# WORK REQUEST
Below are records; give the number of their lines that hold the word "коллекционеров", and write nothing more.

Stored data entries:
▼▼▼
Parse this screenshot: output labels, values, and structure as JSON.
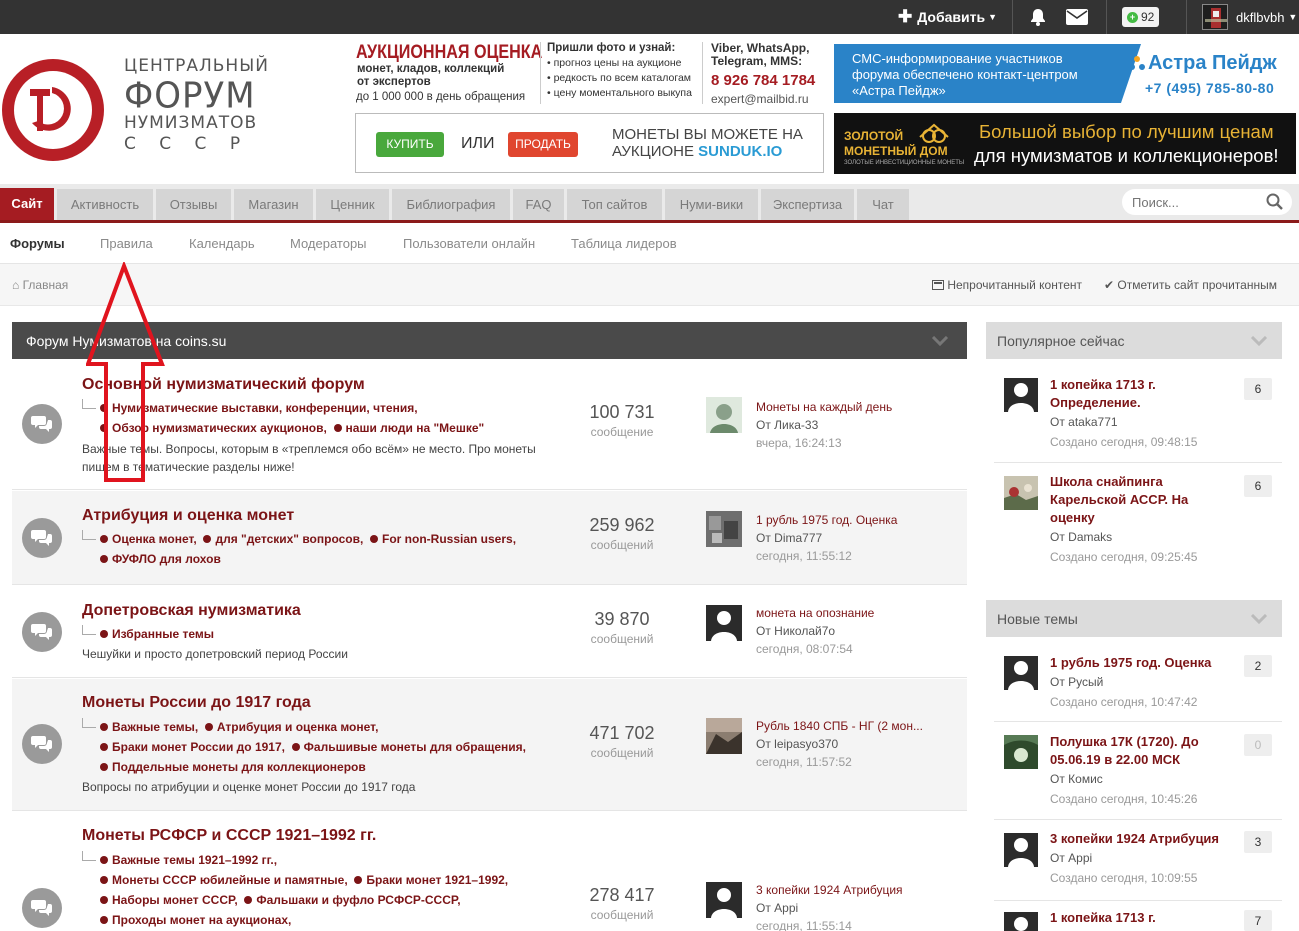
{
  "userbar": {
    "add_label": "Добавить",
    "reputation": "92",
    "username": "dkflbvbh"
  },
  "logo": {
    "line1": "ЦЕНТРАЛЬНЫЙ",
    "line2": "ФОРУМ",
    "line3": "НУМИЗМАТОВ",
    "line4": "С С С Р"
  },
  "ads": {
    "auction": {
      "title": "АУКЦИОННАЯ ОЦЕНКА",
      "subtitle1": "монет, кладов, коллекций",
      "subtitle2": "от экспертов",
      "limit": "до 1 000 000 в день обращения",
      "mid_head": "Пришли фото и узнай:",
      "mid_items": [
        "прогноз цены на аукционе",
        "редкость по всем каталогам",
        "цену моментального выкупа"
      ],
      "contacts_head1": "Viber, WhatsApp,",
      "contacts_head2": "Telegram, MMS:",
      "phone": "8 926 784 1784",
      "email": "expert@mailbid.ru"
    },
    "sunduk": {
      "buy": "КУПИТЬ",
      "or": "ИЛИ",
      "sell": "ПРОДАТЬ",
      "line1": "МОНЕТЫ ВЫ МОЖЕТЕ НА",
      "line2_prefix": "АУКЦИОНЕ ",
      "line2_brand": "SUNDUK.IO"
    },
    "astra": {
      "line1": "СМС-информирование участников",
      "line2": "форума обеспечено контакт-центром",
      "line3": "«Астра Пейдж»",
      "brand": "Астра Пейдж",
      "phone": "+7 (495) 785-80-80"
    },
    "gold": {
      "line1": "ЗОЛОТОЙ",
      "line2": "МОНЕТНЫЙ ДОМ",
      "tag": "ЗОЛОТЫЕ ИНВЕСТИЦИОННЫЕ МОНЕТЫ",
      "slogan1": "Большой выбор по лучшим ценам",
      "slogan2": "для нумизматов и коллекционеров!"
    }
  },
  "nav": {
    "tabs": [
      "Сайт",
      "Активность",
      "Отзывы",
      "Магазин",
      "Ценник",
      "Библиография",
      "FAQ",
      "Топ сайтов",
      "Нуми-вики",
      "Экспертиза",
      "Чат"
    ],
    "search_placeholder": "Поиск..."
  },
  "subnav": [
    "Форумы",
    "Правила",
    "Календарь",
    "Модераторы",
    "Пользователи онлайн",
    "Таблица лидеров"
  ],
  "breadcrumb": {
    "home": "Главная",
    "unread": "Непрочитанный контент",
    "mark_read": "Отметить сайт прочитанным"
  },
  "forum_block": {
    "title": "Форум Нумизматов на coins.su",
    "count_label": "сообщение",
    "count_label_plural": "сообщений",
    "forums": [
      {
        "title": "Основной нумизматический форум",
        "subforums": [
          [
            "Нумизматические выставки, конференции, чтения,"
          ],
          [
            "Обзор нумизматических аукционов,",
            "наши люди на \"Мешке\""
          ]
        ],
        "desc1": "Важные темы. Вопросы, которым в «треплемся обо всём» не место. Про монеты",
        "desc2": "пишем в тематические разделы ниже!",
        "count": "100 731",
        "last_title": "Монеты на каждый день",
        "last_by": "От Лика-33",
        "last_date": "вчера, 16:24:13"
      },
      {
        "title": "Атрибуция и оценка монет",
        "subforums": [
          [
            "Оценка монет,",
            "для \"детских\" вопросов,",
            "For non-Russian users,"
          ],
          [
            "ФУФЛО для лохов"
          ]
        ],
        "count": "259 962",
        "last_title": "1 рубль 1975 год. Оценка",
        "last_by": "От Dima777",
        "last_date": "сегодня, 11:55:12"
      },
      {
        "title": "Допетровская нумизматика",
        "subforums": [
          [
            "Избранные темы"
          ]
        ],
        "desc1": "Чешуйки и просто допетровский период России",
        "count": "39 870",
        "last_title": "монета на опознание",
        "last_by": "От Николай7о",
        "last_date": "сегодня, 08:07:54"
      },
      {
        "title": "Монеты России до 1917 года",
        "subforums": [
          [
            "Важные темы,",
            "Атрибуция и оценка монет,"
          ],
          [
            "Браки монет России до 1917,",
            "Фальшивые монеты для обращения,"
          ],
          [
            "Поддельные монеты для коллекционеров"
          ]
        ],
        "desc1": "Вопросы по атрибуции и оценке монет России до 1917 года",
        "count": "471 702",
        "last_title": "Рубль 1840 СПБ - НГ (2 мон...",
        "last_by": "От leipasyo370",
        "last_date": "сегодня, 11:57:52"
      },
      {
        "title": "Монеты РСФСР и СССР 1921–1992 гг.",
        "subforums": [
          [
            "Важные темы 1921–1992 гг.,"
          ],
          [
            "Монеты СССР юбилейные и памятные,",
            "Браки монет 1921–1992,"
          ],
          [
            "Наборы монет СССР,",
            "Фальшаки и фуфло РСФСР-СССР,"
          ],
          [
            "Проходы монет на аукционах,"
          ]
        ],
        "count": "278 417",
        "last_title": "3 копейки 1924 Атрибуция",
        "last_by": "От Appi",
        "last_date": "сегодня, 11:55:14"
      }
    ]
  },
  "sidebar": {
    "popular_title": "Популярное сейчас",
    "popular": [
      {
        "title1": "1 копейка 1713 г.",
        "title2": "Определение.",
        "title3": "",
        "by": "От ataka771",
        "date": "Создано сегодня, 09:48:15",
        "count": "6"
      },
      {
        "title1": "Школа снайпинга",
        "title2": "Карельской АССР. На",
        "title3": "оценку",
        "by": "От Damaks",
        "date": "Создано сегодня, 09:25:45",
        "count": "6"
      }
    ],
    "new_title": "Новые темы",
    "new": [
      {
        "title1": "1 рубль 1975 год. Оценка",
        "title2": "",
        "by": "От Русый",
        "date": "Создано сегодня, 10:47:42",
        "count": "2"
      },
      {
        "title1": "Полушка 17К (1720). До",
        "title2": "05.06.19 в 22.00 МСК",
        "by": "От Комис",
        "date": "Создано сегодня, 10:45:26",
        "count": "0"
      },
      {
        "title1": "3 копейки 1924 Атрибуция",
        "title2": "",
        "by": "От Appi",
        "date": "Создано сегодня, 10:09:55",
        "count": "3"
      },
      {
        "title1": "1 копейка 1713 г.",
        "title2": "",
        "by": "",
        "date": "",
        "count": "7"
      }
    ]
  },
  "colors": {
    "brand_red": "#a51c22",
    "link_dark_red": "#7b1416",
    "astra_blue": "#2a83c8",
    "gold": "#e8b335"
  }
}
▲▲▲
# RESPONSE
2